A class-action lawsuit filed Feb. 18 in Florida claims Carnival Corp. was negligent for allowing the cruise ship Triumph to embark on a five-day cruise when it knew the vessel was prone to mechanical issues.
The ship experienced an engine-room fire three days in and spent five days disabled in the Gulf of Mexico while tugboats towed it to port in Mobile, Ala., late Feb. 14. More than 4,200 passengers and crew described increasingly uncomfortable conditions as the power and sewage systems were knocked out and food was in short supply.
The lawsuit was filed by a Miami-based law firm on behalf of more than 100 passengers of the cruise. According to the lawsuit, passengers “were forced to sleep on deck and/or in other communal areas on the vessel, relieve themselves into buckets, bags, showers, sinks, were given spoiled or rotting food that was unfit for reasonable safe human consumption, and were generally forced to live in squalid conditions that created a severe risk of injury, illness and/or disease.”
Also, the lawsuit says that the decision by Carnival to tow the ship to Mobile instead of the closer port of Progeso, Mexico, unnecessarily increased the amount of time passengers had to endure the conditions aboard the disabled ship.
A Carnival spokesman said the company would not comment on the pending lawsuit.
The company has said it would refund all guests for trip and transportation expenses, as well as shipboard purchases except gift shop, art purchases and casino charges. All passengers will receive $500 and a future cruise credit, according to information on the company website.
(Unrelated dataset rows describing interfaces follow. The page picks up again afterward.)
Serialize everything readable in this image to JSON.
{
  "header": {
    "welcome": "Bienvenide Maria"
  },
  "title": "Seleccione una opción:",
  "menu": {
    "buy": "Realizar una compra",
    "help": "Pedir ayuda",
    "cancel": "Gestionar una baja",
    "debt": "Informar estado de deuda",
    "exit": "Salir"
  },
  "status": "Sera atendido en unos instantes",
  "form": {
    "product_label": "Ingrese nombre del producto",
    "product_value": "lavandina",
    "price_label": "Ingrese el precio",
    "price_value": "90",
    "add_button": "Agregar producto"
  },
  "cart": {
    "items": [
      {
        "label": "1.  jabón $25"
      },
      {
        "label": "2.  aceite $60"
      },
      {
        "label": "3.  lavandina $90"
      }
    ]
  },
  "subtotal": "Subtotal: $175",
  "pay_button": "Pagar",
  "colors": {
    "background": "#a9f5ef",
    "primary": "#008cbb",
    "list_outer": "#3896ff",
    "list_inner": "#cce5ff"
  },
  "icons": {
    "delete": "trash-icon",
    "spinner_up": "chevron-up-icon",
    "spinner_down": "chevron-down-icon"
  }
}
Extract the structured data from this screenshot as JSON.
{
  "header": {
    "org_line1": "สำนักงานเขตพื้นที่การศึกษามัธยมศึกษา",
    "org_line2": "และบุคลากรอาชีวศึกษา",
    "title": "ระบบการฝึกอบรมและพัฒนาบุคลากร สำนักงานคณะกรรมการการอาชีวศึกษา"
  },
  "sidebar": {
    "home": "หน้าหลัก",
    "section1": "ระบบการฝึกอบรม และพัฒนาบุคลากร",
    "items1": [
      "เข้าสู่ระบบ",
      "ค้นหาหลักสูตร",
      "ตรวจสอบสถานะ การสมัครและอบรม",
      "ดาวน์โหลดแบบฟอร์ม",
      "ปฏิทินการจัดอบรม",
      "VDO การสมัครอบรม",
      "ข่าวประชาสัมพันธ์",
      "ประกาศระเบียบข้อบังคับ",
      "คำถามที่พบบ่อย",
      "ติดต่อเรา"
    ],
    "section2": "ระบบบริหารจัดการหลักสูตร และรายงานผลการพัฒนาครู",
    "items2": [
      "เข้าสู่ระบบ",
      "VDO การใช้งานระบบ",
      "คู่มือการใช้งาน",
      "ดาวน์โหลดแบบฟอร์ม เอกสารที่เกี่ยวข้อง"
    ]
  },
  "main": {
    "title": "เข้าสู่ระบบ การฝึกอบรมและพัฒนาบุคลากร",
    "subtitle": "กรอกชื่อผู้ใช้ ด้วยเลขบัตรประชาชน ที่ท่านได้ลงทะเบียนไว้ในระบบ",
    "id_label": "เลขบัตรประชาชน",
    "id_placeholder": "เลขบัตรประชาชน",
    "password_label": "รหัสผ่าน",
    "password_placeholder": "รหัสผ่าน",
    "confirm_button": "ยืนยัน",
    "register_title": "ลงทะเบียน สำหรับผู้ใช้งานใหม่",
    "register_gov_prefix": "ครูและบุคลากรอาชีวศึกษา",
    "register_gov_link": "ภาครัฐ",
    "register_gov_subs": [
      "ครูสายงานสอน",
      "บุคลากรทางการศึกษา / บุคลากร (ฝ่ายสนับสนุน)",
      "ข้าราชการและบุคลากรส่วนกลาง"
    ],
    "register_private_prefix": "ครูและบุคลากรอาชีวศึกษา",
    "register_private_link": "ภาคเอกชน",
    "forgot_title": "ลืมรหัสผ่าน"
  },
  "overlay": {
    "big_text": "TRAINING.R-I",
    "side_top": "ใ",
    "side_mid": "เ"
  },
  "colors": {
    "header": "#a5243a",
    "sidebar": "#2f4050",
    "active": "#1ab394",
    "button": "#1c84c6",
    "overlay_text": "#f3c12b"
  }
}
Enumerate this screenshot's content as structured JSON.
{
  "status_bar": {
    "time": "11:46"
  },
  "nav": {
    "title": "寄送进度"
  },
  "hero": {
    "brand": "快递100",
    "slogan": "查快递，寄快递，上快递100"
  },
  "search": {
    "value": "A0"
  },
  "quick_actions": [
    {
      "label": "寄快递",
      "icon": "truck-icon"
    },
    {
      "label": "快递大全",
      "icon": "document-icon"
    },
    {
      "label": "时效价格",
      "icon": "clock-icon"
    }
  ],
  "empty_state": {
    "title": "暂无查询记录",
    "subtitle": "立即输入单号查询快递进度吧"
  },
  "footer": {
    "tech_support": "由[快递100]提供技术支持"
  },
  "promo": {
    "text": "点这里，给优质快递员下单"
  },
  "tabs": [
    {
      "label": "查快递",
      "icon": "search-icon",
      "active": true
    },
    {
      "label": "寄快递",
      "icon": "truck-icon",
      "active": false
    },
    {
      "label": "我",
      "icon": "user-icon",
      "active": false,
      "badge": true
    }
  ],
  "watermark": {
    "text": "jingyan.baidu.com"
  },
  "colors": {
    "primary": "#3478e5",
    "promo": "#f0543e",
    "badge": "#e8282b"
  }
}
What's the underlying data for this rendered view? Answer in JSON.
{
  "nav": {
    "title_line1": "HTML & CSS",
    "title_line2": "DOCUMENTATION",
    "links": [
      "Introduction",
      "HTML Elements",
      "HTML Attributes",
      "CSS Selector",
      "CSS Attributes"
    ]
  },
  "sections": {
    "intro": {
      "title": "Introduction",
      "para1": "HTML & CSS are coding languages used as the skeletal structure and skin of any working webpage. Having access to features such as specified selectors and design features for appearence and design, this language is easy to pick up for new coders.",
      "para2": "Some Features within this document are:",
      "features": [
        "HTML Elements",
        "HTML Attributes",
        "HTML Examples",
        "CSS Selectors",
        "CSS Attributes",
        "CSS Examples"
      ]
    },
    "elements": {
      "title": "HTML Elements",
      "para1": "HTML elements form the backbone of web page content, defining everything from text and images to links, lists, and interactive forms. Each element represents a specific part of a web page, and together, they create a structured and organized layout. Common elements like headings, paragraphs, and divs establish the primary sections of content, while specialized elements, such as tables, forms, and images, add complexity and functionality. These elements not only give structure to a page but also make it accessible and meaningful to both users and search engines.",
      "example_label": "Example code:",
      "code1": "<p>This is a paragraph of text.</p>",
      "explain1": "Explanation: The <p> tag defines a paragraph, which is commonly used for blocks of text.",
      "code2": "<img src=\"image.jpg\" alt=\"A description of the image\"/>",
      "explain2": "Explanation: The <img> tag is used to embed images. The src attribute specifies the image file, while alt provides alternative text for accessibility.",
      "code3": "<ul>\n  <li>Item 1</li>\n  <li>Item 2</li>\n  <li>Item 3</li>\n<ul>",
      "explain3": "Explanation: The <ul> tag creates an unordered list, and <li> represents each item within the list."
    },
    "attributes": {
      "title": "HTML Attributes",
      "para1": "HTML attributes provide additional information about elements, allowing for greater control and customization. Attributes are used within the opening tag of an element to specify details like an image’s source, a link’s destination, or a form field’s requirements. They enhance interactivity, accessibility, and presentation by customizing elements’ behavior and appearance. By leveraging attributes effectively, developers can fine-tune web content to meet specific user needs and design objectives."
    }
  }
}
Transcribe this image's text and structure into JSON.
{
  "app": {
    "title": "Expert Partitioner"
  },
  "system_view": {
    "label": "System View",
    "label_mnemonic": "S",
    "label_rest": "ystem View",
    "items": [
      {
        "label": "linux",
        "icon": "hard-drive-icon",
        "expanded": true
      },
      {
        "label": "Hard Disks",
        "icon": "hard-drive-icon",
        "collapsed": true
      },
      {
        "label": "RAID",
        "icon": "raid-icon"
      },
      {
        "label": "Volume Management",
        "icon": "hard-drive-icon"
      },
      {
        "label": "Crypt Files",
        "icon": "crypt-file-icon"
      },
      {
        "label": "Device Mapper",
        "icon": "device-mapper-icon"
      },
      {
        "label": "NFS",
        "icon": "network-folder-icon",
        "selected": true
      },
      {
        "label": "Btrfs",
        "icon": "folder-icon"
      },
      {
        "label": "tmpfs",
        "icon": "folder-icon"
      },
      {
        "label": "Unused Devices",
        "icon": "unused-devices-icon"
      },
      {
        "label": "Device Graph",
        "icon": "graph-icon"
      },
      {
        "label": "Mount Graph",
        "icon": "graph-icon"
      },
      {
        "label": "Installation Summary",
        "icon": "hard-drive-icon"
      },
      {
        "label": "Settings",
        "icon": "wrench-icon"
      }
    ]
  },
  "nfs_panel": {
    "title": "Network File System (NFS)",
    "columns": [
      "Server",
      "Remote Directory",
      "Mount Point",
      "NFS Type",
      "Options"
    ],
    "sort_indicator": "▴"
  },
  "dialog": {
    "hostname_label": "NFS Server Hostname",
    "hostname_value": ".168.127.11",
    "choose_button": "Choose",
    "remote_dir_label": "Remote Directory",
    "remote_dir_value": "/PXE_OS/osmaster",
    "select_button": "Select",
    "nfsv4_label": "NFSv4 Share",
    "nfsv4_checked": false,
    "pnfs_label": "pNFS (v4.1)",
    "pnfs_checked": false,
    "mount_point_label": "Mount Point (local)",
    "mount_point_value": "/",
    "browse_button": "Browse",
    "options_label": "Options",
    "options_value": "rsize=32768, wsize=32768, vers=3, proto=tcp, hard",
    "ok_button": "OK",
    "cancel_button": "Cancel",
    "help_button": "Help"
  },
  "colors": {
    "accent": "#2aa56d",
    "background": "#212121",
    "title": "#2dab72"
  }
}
The maritime attorneys at Schechter, Shaffer & Harris, L.L.P., Accident & Injury Lawyers represent passengers and crewmembers who have been injured on cruise ships.